### Your instructions
All that is needed is a count of the lines in this data that contain the word "Post".

### Data extract
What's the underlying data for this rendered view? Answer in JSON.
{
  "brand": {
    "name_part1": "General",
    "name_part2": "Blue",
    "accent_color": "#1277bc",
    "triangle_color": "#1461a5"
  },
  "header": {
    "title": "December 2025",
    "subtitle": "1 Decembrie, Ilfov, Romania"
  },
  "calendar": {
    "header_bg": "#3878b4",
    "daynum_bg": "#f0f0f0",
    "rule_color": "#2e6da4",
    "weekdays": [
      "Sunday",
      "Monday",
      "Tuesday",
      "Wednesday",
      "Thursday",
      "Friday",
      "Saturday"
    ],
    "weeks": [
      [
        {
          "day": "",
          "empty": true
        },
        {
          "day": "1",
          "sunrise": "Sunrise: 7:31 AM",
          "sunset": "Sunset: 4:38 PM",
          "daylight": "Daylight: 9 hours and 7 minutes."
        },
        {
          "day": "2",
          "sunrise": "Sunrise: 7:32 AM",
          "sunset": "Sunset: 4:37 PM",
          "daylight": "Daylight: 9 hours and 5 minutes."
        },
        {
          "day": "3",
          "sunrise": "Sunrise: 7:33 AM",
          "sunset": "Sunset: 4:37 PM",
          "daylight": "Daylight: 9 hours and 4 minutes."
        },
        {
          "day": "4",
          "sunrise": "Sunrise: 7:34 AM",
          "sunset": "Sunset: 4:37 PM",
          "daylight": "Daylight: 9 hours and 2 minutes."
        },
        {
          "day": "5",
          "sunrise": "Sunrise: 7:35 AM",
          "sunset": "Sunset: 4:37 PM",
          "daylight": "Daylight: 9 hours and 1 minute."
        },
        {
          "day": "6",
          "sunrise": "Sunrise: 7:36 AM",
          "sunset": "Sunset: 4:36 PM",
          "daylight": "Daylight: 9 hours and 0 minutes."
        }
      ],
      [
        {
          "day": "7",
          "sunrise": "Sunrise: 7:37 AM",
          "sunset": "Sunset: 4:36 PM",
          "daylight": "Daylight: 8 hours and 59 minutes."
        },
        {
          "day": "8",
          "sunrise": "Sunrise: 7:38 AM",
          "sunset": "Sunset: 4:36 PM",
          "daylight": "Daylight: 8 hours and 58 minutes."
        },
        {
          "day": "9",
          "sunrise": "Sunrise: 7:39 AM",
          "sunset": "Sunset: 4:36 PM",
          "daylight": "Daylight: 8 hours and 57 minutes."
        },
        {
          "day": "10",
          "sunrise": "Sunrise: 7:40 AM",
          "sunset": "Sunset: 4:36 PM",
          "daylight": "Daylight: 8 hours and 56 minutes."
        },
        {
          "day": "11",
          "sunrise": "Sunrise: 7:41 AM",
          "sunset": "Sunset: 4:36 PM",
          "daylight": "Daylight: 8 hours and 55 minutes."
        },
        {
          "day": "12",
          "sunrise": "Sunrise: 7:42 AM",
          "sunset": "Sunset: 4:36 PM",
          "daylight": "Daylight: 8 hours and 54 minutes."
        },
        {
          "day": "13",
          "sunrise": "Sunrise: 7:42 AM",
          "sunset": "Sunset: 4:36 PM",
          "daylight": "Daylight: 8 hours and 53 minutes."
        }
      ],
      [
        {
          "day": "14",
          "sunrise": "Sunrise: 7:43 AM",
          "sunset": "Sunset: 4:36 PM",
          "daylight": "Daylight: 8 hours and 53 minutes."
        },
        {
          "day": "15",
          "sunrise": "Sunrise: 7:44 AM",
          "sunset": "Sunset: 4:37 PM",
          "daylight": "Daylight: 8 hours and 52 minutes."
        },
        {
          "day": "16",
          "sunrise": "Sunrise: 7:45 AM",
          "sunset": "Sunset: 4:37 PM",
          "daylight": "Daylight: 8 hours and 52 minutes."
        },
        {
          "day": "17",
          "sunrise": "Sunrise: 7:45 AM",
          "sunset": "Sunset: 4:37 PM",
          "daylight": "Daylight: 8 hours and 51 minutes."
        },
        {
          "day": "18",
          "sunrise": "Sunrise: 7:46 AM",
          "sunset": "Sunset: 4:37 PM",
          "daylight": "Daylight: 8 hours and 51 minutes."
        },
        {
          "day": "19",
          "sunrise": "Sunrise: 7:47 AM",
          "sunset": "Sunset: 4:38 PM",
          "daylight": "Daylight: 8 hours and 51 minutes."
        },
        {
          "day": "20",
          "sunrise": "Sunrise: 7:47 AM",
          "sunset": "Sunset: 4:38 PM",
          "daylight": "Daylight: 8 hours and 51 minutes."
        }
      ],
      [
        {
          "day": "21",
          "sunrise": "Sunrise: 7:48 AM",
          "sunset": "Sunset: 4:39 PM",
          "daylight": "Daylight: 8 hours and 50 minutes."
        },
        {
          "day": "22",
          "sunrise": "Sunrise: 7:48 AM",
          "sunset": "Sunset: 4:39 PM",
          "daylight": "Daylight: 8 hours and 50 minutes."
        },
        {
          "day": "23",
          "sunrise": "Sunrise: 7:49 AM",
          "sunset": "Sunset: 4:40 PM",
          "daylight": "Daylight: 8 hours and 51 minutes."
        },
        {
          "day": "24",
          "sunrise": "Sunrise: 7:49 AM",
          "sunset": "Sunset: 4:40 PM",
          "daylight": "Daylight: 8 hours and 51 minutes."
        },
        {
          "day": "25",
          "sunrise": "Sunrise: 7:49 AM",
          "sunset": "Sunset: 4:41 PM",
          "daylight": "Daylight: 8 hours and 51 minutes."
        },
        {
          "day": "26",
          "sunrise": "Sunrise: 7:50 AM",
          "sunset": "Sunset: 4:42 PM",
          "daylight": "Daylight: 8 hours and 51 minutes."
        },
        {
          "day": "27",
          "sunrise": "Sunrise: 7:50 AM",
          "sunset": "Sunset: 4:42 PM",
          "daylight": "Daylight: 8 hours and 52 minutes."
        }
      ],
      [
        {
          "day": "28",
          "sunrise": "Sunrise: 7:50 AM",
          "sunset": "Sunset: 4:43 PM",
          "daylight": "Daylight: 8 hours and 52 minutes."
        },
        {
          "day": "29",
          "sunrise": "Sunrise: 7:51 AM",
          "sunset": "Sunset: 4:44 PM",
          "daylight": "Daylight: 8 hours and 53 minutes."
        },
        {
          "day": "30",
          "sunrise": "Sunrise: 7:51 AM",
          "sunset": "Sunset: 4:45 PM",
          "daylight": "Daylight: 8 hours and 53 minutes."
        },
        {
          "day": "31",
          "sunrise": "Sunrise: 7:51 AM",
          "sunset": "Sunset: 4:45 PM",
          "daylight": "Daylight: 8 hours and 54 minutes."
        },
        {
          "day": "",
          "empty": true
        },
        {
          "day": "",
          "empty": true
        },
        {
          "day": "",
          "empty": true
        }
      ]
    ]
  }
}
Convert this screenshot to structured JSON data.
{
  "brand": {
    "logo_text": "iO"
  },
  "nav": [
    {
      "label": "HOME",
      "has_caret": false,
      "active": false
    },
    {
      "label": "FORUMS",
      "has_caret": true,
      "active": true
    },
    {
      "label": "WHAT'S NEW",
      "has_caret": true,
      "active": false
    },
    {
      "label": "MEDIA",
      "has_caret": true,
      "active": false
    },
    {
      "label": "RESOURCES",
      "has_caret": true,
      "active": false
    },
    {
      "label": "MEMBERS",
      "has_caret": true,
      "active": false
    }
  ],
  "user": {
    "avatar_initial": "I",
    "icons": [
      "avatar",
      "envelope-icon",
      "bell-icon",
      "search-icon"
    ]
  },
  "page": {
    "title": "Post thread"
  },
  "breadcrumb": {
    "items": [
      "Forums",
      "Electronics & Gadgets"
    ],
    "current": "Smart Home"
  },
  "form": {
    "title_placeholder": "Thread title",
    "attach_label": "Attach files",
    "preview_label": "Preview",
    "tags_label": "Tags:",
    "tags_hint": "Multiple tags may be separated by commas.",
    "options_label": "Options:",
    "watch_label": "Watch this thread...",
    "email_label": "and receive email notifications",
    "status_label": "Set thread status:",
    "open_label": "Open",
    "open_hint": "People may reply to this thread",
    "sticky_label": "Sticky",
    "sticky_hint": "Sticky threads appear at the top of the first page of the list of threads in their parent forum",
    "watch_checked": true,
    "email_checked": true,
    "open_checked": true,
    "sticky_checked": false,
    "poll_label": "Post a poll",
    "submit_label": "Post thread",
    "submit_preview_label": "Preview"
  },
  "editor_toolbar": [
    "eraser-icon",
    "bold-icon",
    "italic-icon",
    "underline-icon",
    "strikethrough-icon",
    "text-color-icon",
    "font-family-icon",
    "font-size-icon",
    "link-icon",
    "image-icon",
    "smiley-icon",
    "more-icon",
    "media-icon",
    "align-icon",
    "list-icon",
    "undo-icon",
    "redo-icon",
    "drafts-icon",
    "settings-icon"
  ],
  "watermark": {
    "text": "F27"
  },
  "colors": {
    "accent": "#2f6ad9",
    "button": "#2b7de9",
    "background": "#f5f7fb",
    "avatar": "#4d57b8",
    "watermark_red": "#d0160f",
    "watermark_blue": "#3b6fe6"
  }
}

### Answer for this exercise
3